◆ TASK TO COMPLETE
Repeat each line of the material exactly.

◆ EXERCISE INPUTS
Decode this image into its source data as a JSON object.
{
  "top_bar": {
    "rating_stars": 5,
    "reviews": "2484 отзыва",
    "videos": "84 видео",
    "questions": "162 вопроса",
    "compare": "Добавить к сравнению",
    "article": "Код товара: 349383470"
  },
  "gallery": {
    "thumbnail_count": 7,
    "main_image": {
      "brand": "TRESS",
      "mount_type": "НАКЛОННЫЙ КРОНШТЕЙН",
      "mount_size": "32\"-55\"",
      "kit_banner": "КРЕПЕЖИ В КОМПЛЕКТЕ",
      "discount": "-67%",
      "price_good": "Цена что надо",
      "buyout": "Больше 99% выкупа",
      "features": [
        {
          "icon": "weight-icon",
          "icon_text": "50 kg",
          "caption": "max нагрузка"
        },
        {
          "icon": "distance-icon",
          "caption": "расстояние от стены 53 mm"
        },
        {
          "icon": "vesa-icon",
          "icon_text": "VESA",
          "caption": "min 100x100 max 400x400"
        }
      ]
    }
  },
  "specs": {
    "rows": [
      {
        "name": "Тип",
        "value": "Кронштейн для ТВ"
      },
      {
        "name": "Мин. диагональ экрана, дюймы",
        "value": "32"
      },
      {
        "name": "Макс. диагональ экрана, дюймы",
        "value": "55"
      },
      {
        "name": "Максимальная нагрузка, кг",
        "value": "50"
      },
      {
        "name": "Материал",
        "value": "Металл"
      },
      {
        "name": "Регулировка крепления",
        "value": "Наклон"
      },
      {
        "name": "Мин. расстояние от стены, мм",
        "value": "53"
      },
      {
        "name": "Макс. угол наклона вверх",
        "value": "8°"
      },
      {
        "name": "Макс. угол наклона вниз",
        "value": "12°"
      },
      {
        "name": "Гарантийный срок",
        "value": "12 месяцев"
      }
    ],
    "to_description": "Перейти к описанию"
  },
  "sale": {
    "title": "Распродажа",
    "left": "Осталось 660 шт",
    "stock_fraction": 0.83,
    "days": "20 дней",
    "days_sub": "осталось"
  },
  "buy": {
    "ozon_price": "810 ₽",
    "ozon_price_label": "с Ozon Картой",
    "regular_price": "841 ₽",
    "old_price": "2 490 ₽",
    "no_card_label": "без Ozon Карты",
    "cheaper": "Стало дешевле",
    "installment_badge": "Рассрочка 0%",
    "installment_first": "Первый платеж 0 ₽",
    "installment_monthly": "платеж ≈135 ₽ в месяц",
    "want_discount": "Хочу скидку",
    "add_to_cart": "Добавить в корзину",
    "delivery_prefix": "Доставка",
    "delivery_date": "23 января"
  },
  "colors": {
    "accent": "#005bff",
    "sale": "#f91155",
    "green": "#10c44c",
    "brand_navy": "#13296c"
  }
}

◆ RESPONSE AREA
Decode this image into its source data as a JSON object.
{
  "top_bar": {
    "rating_stars": 5,
    "reviews": "2484 отзыва",
    "videos": "84 видео",
    "questions": "162 вопроса",
    "compare": "Добавить к сравнению",
    "article": "Код товара: 349383470"
  },
  "gallery": {
    "thumbnail_count": 7,
    "main_image": {
      "brand": "TRESS",
      "mount_type": "НАКЛОННЫЙ КРОНШТЕЙН",
      "mount_size": "32\"-55\"",
      "kit_banner": "КРЕПЕЖИ В КОМПЛЕКТЕ",
      "discount": "-67%",
      "price_good": "Цена что надо",
      "buyout": "Больше 99% выкупа",
      "features": [
        {
          "icon": "weight-icon",
          "icon_text": "50 kg",
          "caption": "max нагрузка"
        },
        {
          "icon": "distance-icon",
          "caption": "расстояние от стены 53 mm"
        },
        {
          "icon": "vesa-icon",
          "icon_text": "VESA",
          "caption": "min 100x100 max 400x400"
        }
      ]
    }
  },
  "specs": {
    "rows": [
      {
        "name": "Тип",
        "value": "Кронштейн для ТВ"
      },
      {
        "name": "Мин. диагональ экрана, дюймы",
        "value": "32"
      },
      {
        "name": "Макс. диагональ экрана, дюймы",
        "value": "55"
      },
      {
        "name": "Максимальная нагрузка, кг",
        "value": "50"
      },
      {
        "name": "Материал",
        "value": "Металл"
      },
      {
        "name": "Регулировка крепления",
        "value": "Наклон"
      },
      {
        "name": "Мин. расстояние от стены, мм",
        "value": "53"
      },
      {
        "name": "Макс. угол наклона вверх",
        "value": "8°"
      },
      {
        "name": "Макс. угол наклона вниз",
        "value": "12°"
      },
      {
        "name": "Гарантийный срок",
        "value": "12 месяцев"
      }
    ],
    "to_description": "Перейти к описанию"
  },
  "sale": {
    "title": "Распродажа",
    "left": "Осталось 660 шт",
    "stock_fraction": 0.83,
    "days": "20 дней",
    "days_sub": "осталось"
  },
  "buy": {
    "ozon_price": "810 ₽",
    "ozon_price_label": "с Ozon Картой",
    "regular_price": "841 ₽",
    "old_price": "2 490 ₽",
    "no_card_label": "без Ozon Карты",
    "cheaper": "Стало дешевле",
    "installment_badge": "Рассрочка 0%",
    "installment_first": "Первый платеж 0 ₽",
    "installment_monthly": "платеж ≈135 ₽ в месяц",
    "want_discount": "Хочу скидку",
    "add_to_cart": "Добавить в корзину",
    "delivery_prefix": "Доставка",
    "delivery_date": "23 января"
  },
  "colors": {
    "accent": "#005bff",
    "sale": "#f91155",
    "green": "#10c44c",
    "brand_navy": "#13296c"
  }
}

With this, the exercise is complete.